### MATERIAL SUPPLIED:
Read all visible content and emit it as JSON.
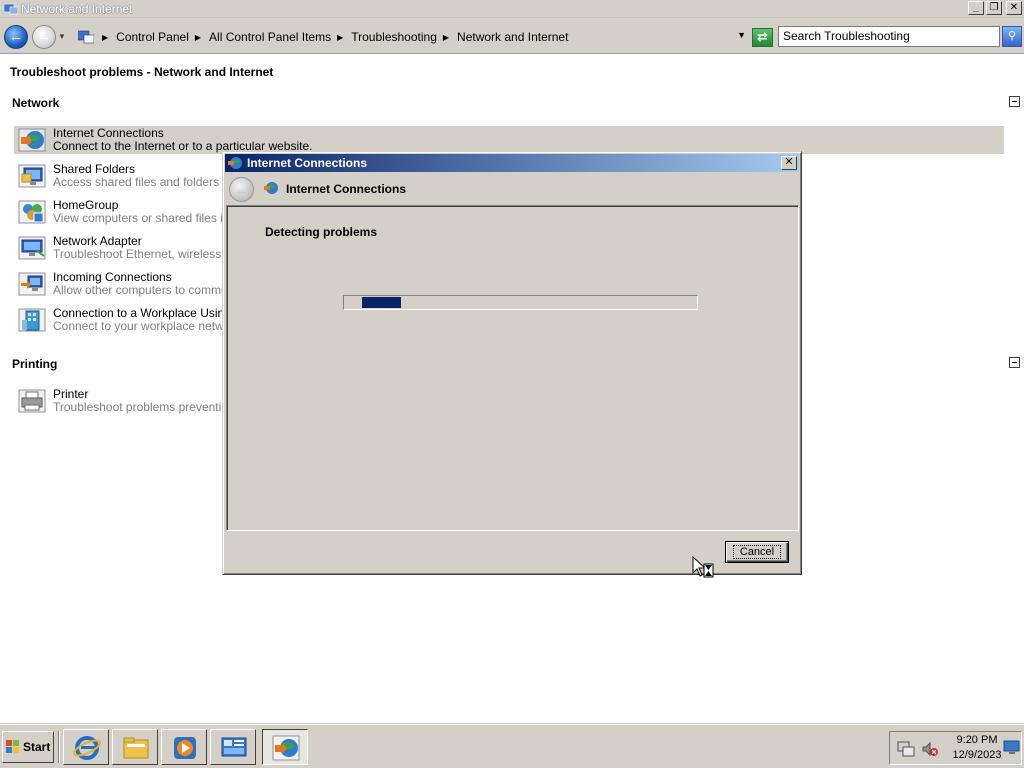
{
  "window": {
    "title": "Network and Internet",
    "buttons": [
      "minimize",
      "restore",
      "close"
    ]
  },
  "address": {
    "breadcrumbs": [
      "Control Panel",
      "All Control Panel Items",
      "Troubleshooting",
      "Network and Internet"
    ],
    "search_placeholder": "Search Troubleshooting"
  },
  "main": {
    "page_title": "Troubleshoot problems - Network and Internet",
    "sections": {
      "network": {
        "title": "Network",
        "items": [
          {
            "name": "Internet Connections",
            "desc": "Connect to the Internet or to a particular website.",
            "icon": "internet-globe-icon"
          },
          {
            "name": "Shared Folders",
            "desc": "Access shared files and folders on other computers.",
            "icon": "shared-folders-icon"
          },
          {
            "name": "HomeGroup",
            "desc": "View computers or shared files in a homegroup.",
            "icon": "homegroup-icon"
          },
          {
            "name": "Network Adapter",
            "desc": "Troubleshoot Ethernet, wireless, or other network adapters.",
            "icon": "network-adapter-icon"
          },
          {
            "name": "Incoming Connections",
            "desc": "Allow other computers to communicate with your computer.",
            "icon": "incoming-connections-icon"
          },
          {
            "name": "Connection to a Workplace Using DirectAccess",
            "desc": "Connect to your workplace network over the Internet.",
            "icon": "workplace-icon"
          }
        ]
      },
      "printing": {
        "title": "Printing",
        "items": [
          {
            "name": "Printer",
            "desc": "Troubleshoot problems preventing printing from completing.",
            "icon": "printer-icon"
          }
        ]
      }
    }
  },
  "dialog": {
    "title": "Internet Connections",
    "header_title": "Internet Connections",
    "status": "Detecting problems",
    "progress": 0.11,
    "cancel_label": "Cancel"
  },
  "taskbar": {
    "start_label": "Start",
    "pinned": [
      "internet-explorer-icon",
      "windows-explorer-icon",
      "media-player-icon",
      "server-manager-icon",
      "troubleshooting-icon"
    ],
    "clock_time": "9:20 PM",
    "clock_date": "12/9/2023"
  },
  "colors": {
    "window_bg": "#d4d0c8",
    "dialog_title_start": "#0a246a",
    "dialog_title_end": "#a6caf0",
    "progress_fill": "#0a246a",
    "selected_row": "#d4d0c8"
  }
}
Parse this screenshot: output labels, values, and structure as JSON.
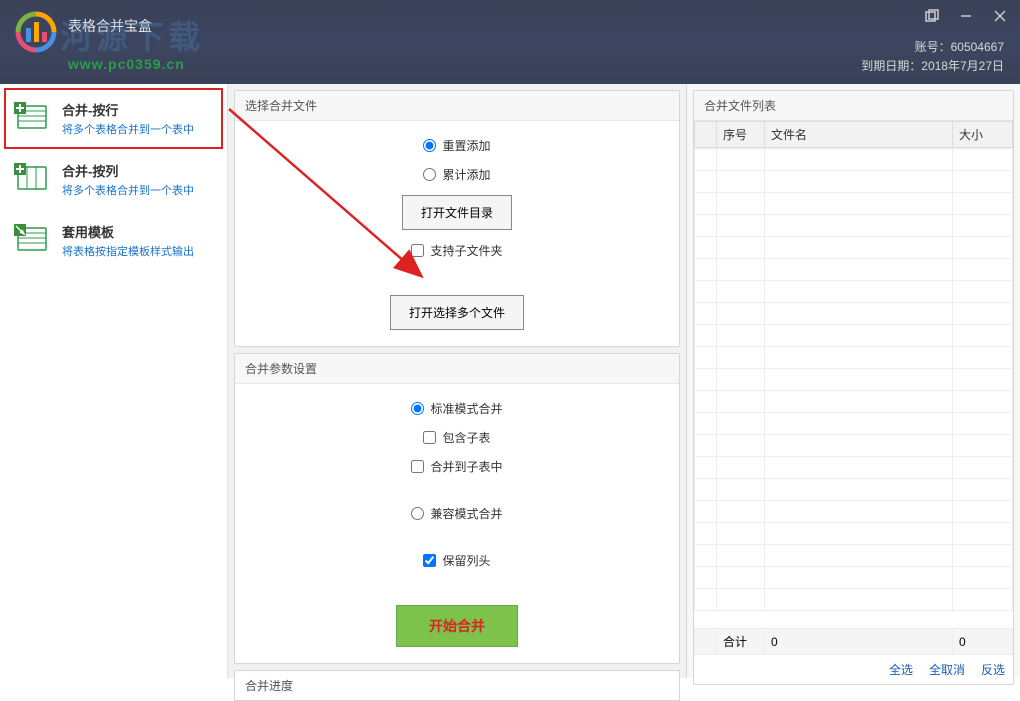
{
  "titlebar": {
    "app_title": "表格合并宝盒",
    "watermark_text": "河源下载",
    "watermark_url": "www.pc0359.cn",
    "account_label": "账号：",
    "account_value": "60504667",
    "expire_label": "到期日期：",
    "expire_value": "2018年7月27日"
  },
  "sidebar": {
    "items": [
      {
        "title": "合并-按行",
        "desc": "将多个表格合并到一个表中"
      },
      {
        "title": "合并-按列",
        "desc": "将多个表格合并到一个表中"
      },
      {
        "title": "套用模板",
        "desc": "将表格按指定模板样式输出"
      }
    ]
  },
  "center": {
    "select_files_title": "选择合并文件",
    "radio_reset": "重置添加",
    "radio_accumulate": "累计添加",
    "btn_open_dir": "打开文件目录",
    "check_support_subfolder": "支持子文件夹",
    "btn_open_multiple": "打开选择多个文件",
    "params_title": "合并参数设置",
    "radio_standard": "标准模式合并",
    "check_include_sub": "包含子表",
    "check_merge_to_sub": "合并到子表中",
    "radio_compat": "兼容模式合并",
    "check_keep_header": "保留列头",
    "btn_start": "开始合并",
    "progress_label": "合并进度"
  },
  "right": {
    "list_title": "合并文件列表",
    "col_seq": "序号",
    "col_name": "文件名",
    "col_size": "大小",
    "total_label": "合计",
    "total_count": "0",
    "total_size": "0",
    "select_all": "全选",
    "deselect_all": "全取消",
    "invert": "反选"
  }
}
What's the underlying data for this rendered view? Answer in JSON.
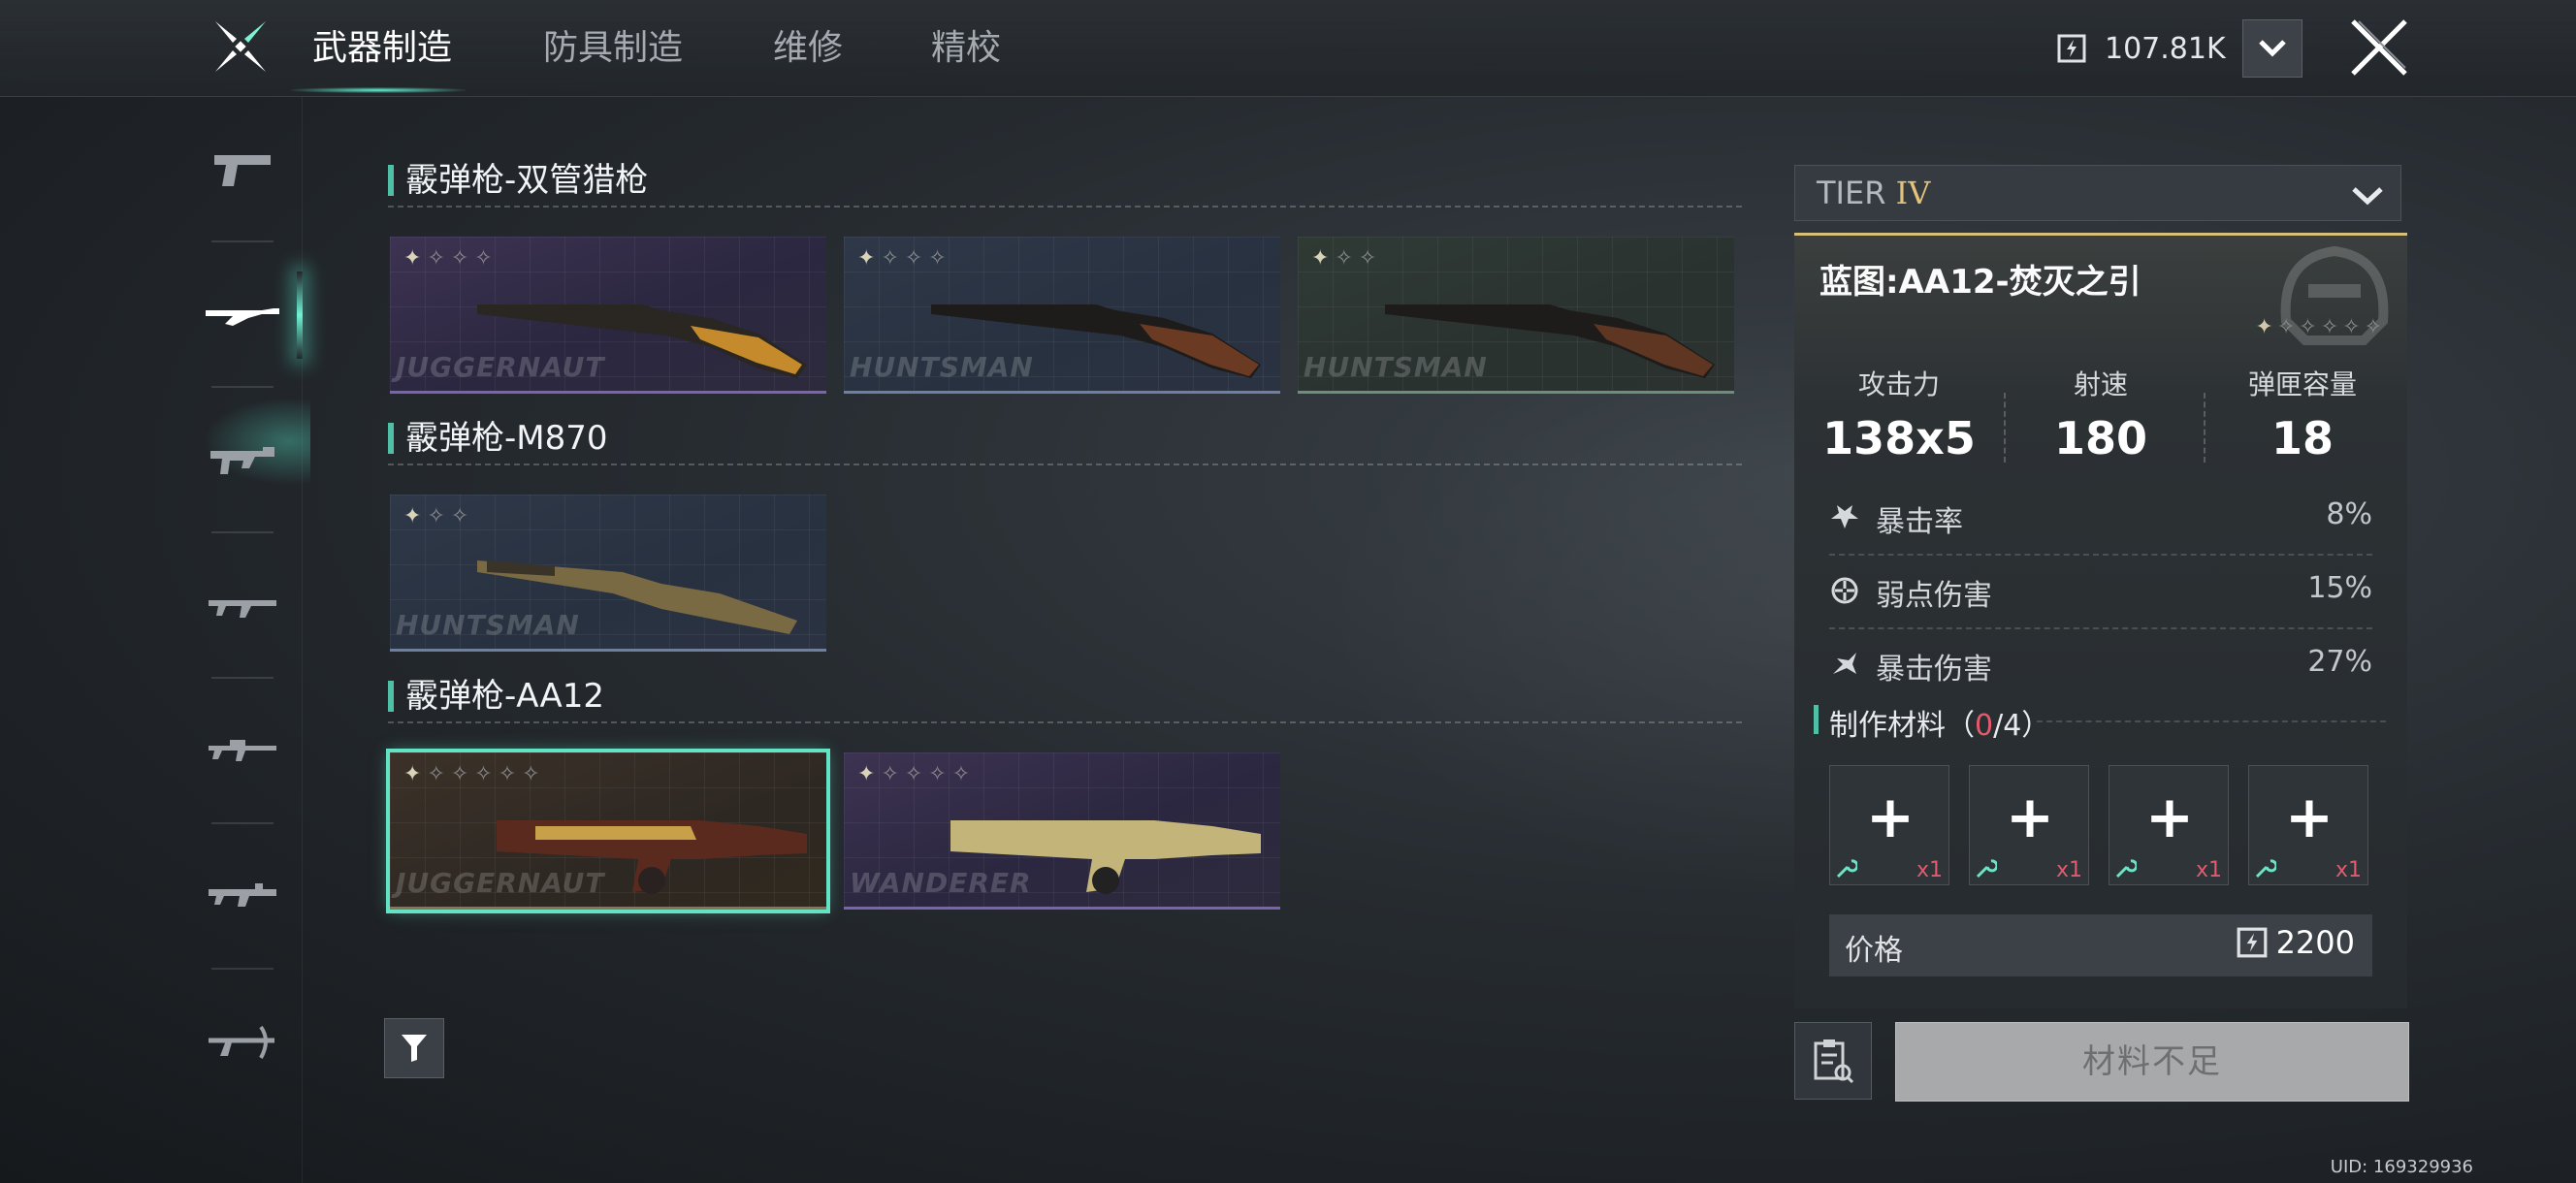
{
  "header": {
    "tabs": [
      {
        "label": "武器制造",
        "active": true
      },
      {
        "label": "防具制造",
        "active": false
      },
      {
        "label": "维修",
        "active": false
      },
      {
        "label": "精校",
        "active": false
      }
    ],
    "currency_amount": "107.81K"
  },
  "left_nav": {
    "items": [
      {
        "icon": "pistol-icon"
      },
      {
        "icon": "shotgun-icon",
        "active": true
      },
      {
        "icon": "smg-icon"
      },
      {
        "icon": "assault-rifle-icon"
      },
      {
        "icon": "rifle-icon"
      },
      {
        "icon": "lmg-icon"
      },
      {
        "icon": "crossbow-icon"
      }
    ]
  },
  "sections": [
    {
      "title": "霰弹枪-双管猎枪",
      "cards": [
        {
          "brand": "JUGGERNAUT",
          "stars": 4,
          "max_stars": 4,
          "theme": "purple"
        },
        {
          "brand": "HUNTSMAN",
          "stars": 4,
          "max_stars": 4,
          "theme": "blue"
        },
        {
          "brand": "HUNTSMAN",
          "stars": 3,
          "max_stars": 3,
          "theme": "green"
        }
      ]
    },
    {
      "title": "霰弹枪-M870",
      "cards": [
        {
          "brand": "HUNTSMAN",
          "stars": 3,
          "max_stars": 3,
          "theme": "blue"
        }
      ]
    },
    {
      "title": "霰弹枪-AA12",
      "cards": [
        {
          "brand": "JUGGERNAUT",
          "stars": 6,
          "max_stars": 6,
          "theme": "brown",
          "selected": true
        },
        {
          "brand": "WANDERER",
          "stars": 5,
          "max_stars": 5,
          "theme": "purple"
        }
      ]
    }
  ],
  "detail": {
    "tier_label": "TIER",
    "tier_roman": "IV",
    "blueprint_name": "蓝图:AA12-焚灭之引",
    "stars": 6,
    "stats": [
      {
        "label": "攻击力",
        "value": "138x5"
      },
      {
        "label": "射速",
        "value": "180"
      },
      {
        "label": "弹匣容量",
        "value": "18"
      }
    ],
    "sub_stats": [
      {
        "icon": "crit-rate-icon",
        "label": "暴击率",
        "value": "8%"
      },
      {
        "icon": "weakpoint-icon",
        "label": "弱点伤害",
        "value": "15%"
      },
      {
        "icon": "crit-damage-icon",
        "label": "暴击伤害",
        "value": "27%"
      }
    ],
    "materials": {
      "label": "制作材料",
      "open": "（",
      "have": "0",
      "sep": "/",
      "need": "4",
      "close": "）",
      "slots": [
        {
          "qty": "x1"
        },
        {
          "qty": "x1"
        },
        {
          "qty": "x1"
        },
        {
          "qty": "x1"
        }
      ]
    },
    "price_label": "价格",
    "price_value": "2200"
  },
  "craft_button": "材料不足",
  "uid": "UID: 169329936",
  "colors": {
    "accent": "#4fc0a6",
    "highlight": "#62e3c4",
    "warning": "#e25a6e",
    "tier_gold": "#e3c27a"
  }
}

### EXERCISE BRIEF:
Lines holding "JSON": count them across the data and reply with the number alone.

### REPLY TO THE TASK:
3